The Defense Department said in a statement that Secretary Mark Esper authorized the movement of approximately 1,600 troops from Fort Bragg, N.C. and Fort Drum, N.Y.
The troops are stationed at military bases near Washington but are not in the district itself, Pentagon spokesman Jonathan Hoffman said in the statement.
They are on heightened alert status but are currently "not participating in defense support to civil authority operations," he said.
Defense Secretary Mark Esper emphasized in a message to all Pentagon personnel that the department is committed "to protecting the American people's right to freedom of speech and to peaceful assembly."
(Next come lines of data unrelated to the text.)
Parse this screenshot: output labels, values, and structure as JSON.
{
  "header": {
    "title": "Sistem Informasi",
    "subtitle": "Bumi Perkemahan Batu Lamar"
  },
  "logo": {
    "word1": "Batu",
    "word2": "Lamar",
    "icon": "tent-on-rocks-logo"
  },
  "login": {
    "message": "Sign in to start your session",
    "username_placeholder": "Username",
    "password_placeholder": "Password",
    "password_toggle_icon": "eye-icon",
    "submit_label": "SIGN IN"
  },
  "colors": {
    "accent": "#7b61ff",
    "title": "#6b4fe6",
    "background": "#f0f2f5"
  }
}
“I, like you, am steadfast in my belief that Americans who are frustrated, angry, and seeking to be heard must be ensured that opportunity. And like you, I am committed to upholding the rule of law and protecting life and liberty, so that the violent actions of a few do not undermine the rights and freedoms of law-abiding citizens,” he said.
The deployment is the latest development as the Trump administration seeks to quell protests across the country, with President Trump threatening to send in the military if governors and local leaders do not “get tough.”
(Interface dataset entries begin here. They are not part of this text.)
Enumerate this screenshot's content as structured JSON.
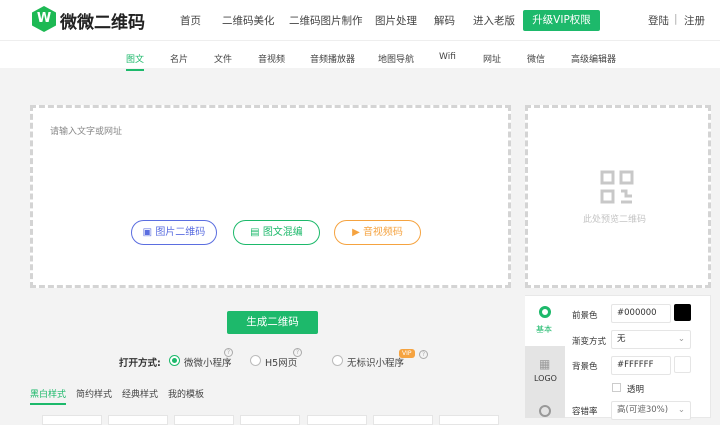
{
  "header": {
    "logo_mark": "W",
    "logo_text": "微微二维码",
    "nav": [
      "首页",
      "二维码美化",
      "二维码图片制作",
      "图片处理",
      "解码",
      "进入老版"
    ],
    "vip_button": "升级VIP权限",
    "login": "登陆",
    "separator": "|",
    "register": "注册"
  },
  "subnav": [
    "图文",
    "名片",
    "文件",
    "音视频",
    "音频播放器",
    "地图导航",
    "Wifi",
    "网址",
    "微信",
    "高级编辑器"
  ],
  "editor": {
    "placeholder": "请输入文字或网址",
    "buttons": [
      "图片二维码",
      "图文混编",
      "音视频码"
    ]
  },
  "preview": {
    "placeholder": "此处预览二维码"
  },
  "generate_button": "生成二维码",
  "open_mode": {
    "label": "打开方式:",
    "options": [
      "微微小程序",
      "H5网页",
      "无标识小程序"
    ],
    "selected": "微微小程序",
    "vip_badge": "VIP",
    "help": "?"
  },
  "style_tabs": [
    "黑白样式",
    "简约样式",
    "经典样式",
    "我的模板"
  ],
  "settings": {
    "tabs": [
      "基本",
      "LOGO"
    ],
    "fg_label": "前景色",
    "fg_value": "#000000",
    "gradient_label": "渐变方式",
    "gradient_value": "无",
    "bg_label": "背景色",
    "bg_value": "#FFFFFF",
    "transparent_label": "透明",
    "ecc_label": "容错率",
    "ecc_value": "高(可遮30%)"
  },
  "colors": {
    "accent": "#1db96b",
    "blue": "#5b6ee0",
    "orange": "#f5a340"
  }
}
The protests were sparked when video went viral of Floyd, an unarmed black man in Minneapolis, being pinned to the ground by his neck for several minutes during an arrest before ultimately becoming unresponsive and dying. Floyd was heard pleading for help and saying he could not breath while the officer knelt on top of him.
Many of the protests across the country have started peacefully during the day, but some have devolved into violence during the nighttime. Several buildings and businesses have been vandalized and looted, spurring Trump to call for a return to “law and order” and threatening to use the military to stop the violence.
Trump has drawn backlash and scrutiny after law enforcement officers deployed pepper balls and smoke canisters to disperse largely peaceful protesters near the White House on Monday night before he left the White House grounds to visit the nearby St. John's Episcopal Church, which had been vandalized the night before, to pose for a photo.
Esper told NBC News in an interview Tuesday that he was given no advance notice when Trump led him and other administration officials to the church.
“I thought I was going to do two things: to see some damage and to talk to the troops,” Esper told the network, referencing a bathroom in the park that had been vandalized. “I didn’t know where I was going. I wanted to see how much damage actually happened.”